*EXERCISE OBJECTIVE*
Once the pictures are set aside, copy the data below exactly as it stands.

*RECORDS SHOWN*
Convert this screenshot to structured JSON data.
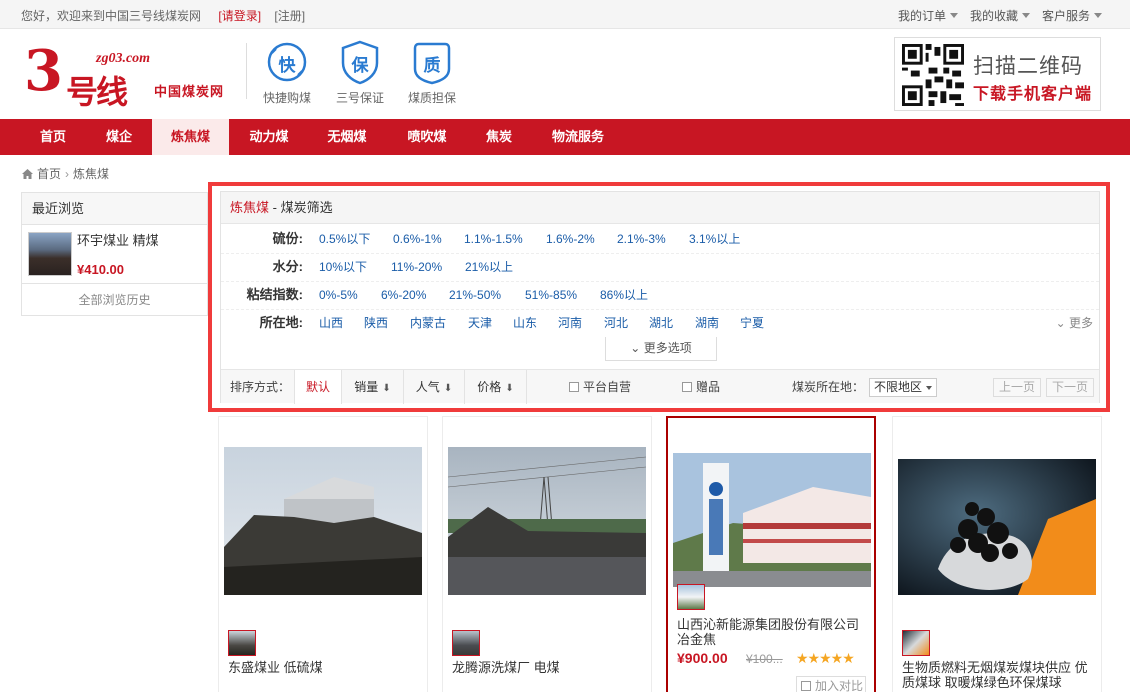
{
  "topbar": {
    "greeting": "您好，欢迎来到中国三号线煤炭网",
    "login": "[请登录]",
    "register": "[注册]",
    "my_orders": "我的订单",
    "my_favorites": "我的收藏",
    "customer_service": "客户服务"
  },
  "logo": {
    "digit": "3",
    "domain": "zg03.com",
    "brand": "号线",
    "tagline": "中国煤炭网"
  },
  "features": [
    {
      "glyph": "快",
      "label": "快捷购煤"
    },
    {
      "glyph": "保",
      "label": "三号保证"
    },
    {
      "glyph": "质",
      "label": "煤质担保"
    }
  ],
  "qr": {
    "line1": "扫描二维码",
    "line2": "下载手机客户端"
  },
  "nav": [
    "首页",
    "煤企",
    "炼焦煤",
    "动力煤",
    "无烟煤",
    "喷吹煤",
    "焦炭",
    "物流服务"
  ],
  "nav_active_index": 2,
  "breadcrumb": {
    "home": "首页",
    "current": "炼焦煤"
  },
  "sidebar": {
    "title": "最近浏览",
    "item_name": "环宇煤业 精煤",
    "item_price": "¥410.00",
    "history_link": "全部浏览历史"
  },
  "filter": {
    "category": "炼焦煤",
    "title_suffix": " - 煤炭筛选",
    "rows": [
      {
        "label": "硫份:",
        "options": [
          "0.5%以下",
          "0.6%-1%",
          "1.1%-1.5%",
          "1.6%-2%",
          "2.1%-3%",
          "3.1%以上"
        ]
      },
      {
        "label": "水分:",
        "options": [
          "10%以下",
          "11%-20%",
          "21%以上"
        ]
      },
      {
        "label": "粘结指数:",
        "options": [
          "0%-5%",
          "6%-20%",
          "21%-50%",
          "51%-85%",
          "86%以上"
        ]
      },
      {
        "label": "所在地:",
        "options": [
          "山西",
          "陕西",
          "内蒙古",
          "天津",
          "山东",
          "河南",
          "河北",
          "湖北",
          "湖南",
          "宁夏"
        ]
      }
    ],
    "more": "更多",
    "more_options": "更多选项"
  },
  "sort": {
    "label": "排序方式：",
    "tabs": [
      "默认",
      "销量",
      "人气",
      "价格"
    ],
    "self_operated": "平台自营",
    "gift": "赠品",
    "region_label": "煤炭所在地：",
    "region_value": "不限地区",
    "prev": "上一页",
    "next": "下一页"
  },
  "products": [
    {
      "name": "东盛煤业 低硫煤",
      "price": "",
      "orig_price": "",
      "compare": ""
    },
    {
      "name": "龙腾源洗煤厂 电煤",
      "price": "",
      "orig_price": "",
      "compare": ""
    },
    {
      "name": "山西沁新能源集团股份有限公司 冶金焦",
      "price": "¥900.00",
      "orig_price": "¥100...",
      "stars": "★★★★★",
      "compare": "加入对比"
    },
    {
      "name": "生物质燃料无烟煤炭煤块供应 优质煤球 取暖煤绿色环保煤球",
      "price": "",
      "orig_price": "",
      "compare": ""
    }
  ],
  "colors": {
    "brand_red": "#c81623",
    "link_blue": "#1a5ca8",
    "highlight": "#f03b3b"
  }
}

*RESULT OF THIS TASK*
Convert this screenshot to structured JSON data.
{
  "topbar": {
    "greeting": "您好，欢迎来到中国三号线煤炭网",
    "login": "[请登录]",
    "register": "[注册]",
    "my_orders": "我的订单",
    "my_favorites": "我的收藏",
    "customer_service": "客户服务"
  },
  "logo": {
    "digit": "3",
    "domain": "zg03.com",
    "brand": "号线",
    "tagline": "中国煤炭网"
  },
  "features": [
    {
      "glyph": "快",
      "label": "快捷购煤"
    },
    {
      "glyph": "保",
      "label": "三号保证"
    },
    {
      "glyph": "质",
      "label": "煤质担保"
    }
  ],
  "qr": {
    "line1": "扫描二维码",
    "line2": "下载手机客户端"
  },
  "nav": [
    "首页",
    "煤企",
    "炼焦煤",
    "动力煤",
    "无烟煤",
    "喷吹煤",
    "焦炭",
    "物流服务"
  ],
  "nav_active_index": 2,
  "breadcrumb": {
    "home": "首页",
    "current": "炼焦煤"
  },
  "sidebar": {
    "title": "最近浏览",
    "item_name": "环宇煤业 精煤",
    "item_price": "¥410.00",
    "history_link": "全部浏览历史"
  },
  "filter": {
    "category": "炼焦煤",
    "title_suffix": " - 煤炭筛选",
    "rows": [
      {
        "label": "硫份:",
        "options": [
          "0.5%以下",
          "0.6%-1%",
          "1.1%-1.5%",
          "1.6%-2%",
          "2.1%-3%",
          "3.1%以上"
        ]
      },
      {
        "label": "水分:",
        "options": [
          "10%以下",
          "11%-20%",
          "21%以上"
        ]
      },
      {
        "label": "粘结指数:",
        "options": [
          "0%-5%",
          "6%-20%",
          "21%-50%",
          "51%-85%",
          "86%以上"
        ]
      },
      {
        "label": "所在地:",
        "options": [
          "山西",
          "陕西",
          "内蒙古",
          "天津",
          "山东",
          "河南",
          "河北",
          "湖北",
          "湖南",
          "宁夏"
        ]
      }
    ],
    "more": "更多",
    "more_options": "更多选项"
  },
  "sort": {
    "label": "排序方式：",
    "tabs": [
      "默认",
      "销量",
      "人气",
      "价格"
    ],
    "self_operated": "平台自营",
    "gift": "赠品",
    "region_label": "煤炭所在地：",
    "region_value": "不限地区",
    "prev": "上一页",
    "next": "下一页"
  },
  "products": [
    {
      "name": "东盛煤业 低硫煤",
      "price": "",
      "orig_price": "",
      "compare": ""
    },
    {
      "name": "龙腾源洗煤厂 电煤",
      "price": "",
      "orig_price": "",
      "compare": ""
    },
    {
      "name": "山西沁新能源集团股份有限公司 冶金焦",
      "price": "¥900.00",
      "orig_price": "¥100...",
      "stars": "★★★★★",
      "compare": "加入对比"
    },
    {
      "name": "生物质燃料无烟煤炭煤块供应 优质煤球 取暖煤绿色环保煤球",
      "price": "",
      "orig_price": "",
      "compare": ""
    }
  ],
  "colors": {
    "brand_red": "#c81623",
    "link_blue": "#1a5ca8",
    "highlight": "#f03b3b"
  }
}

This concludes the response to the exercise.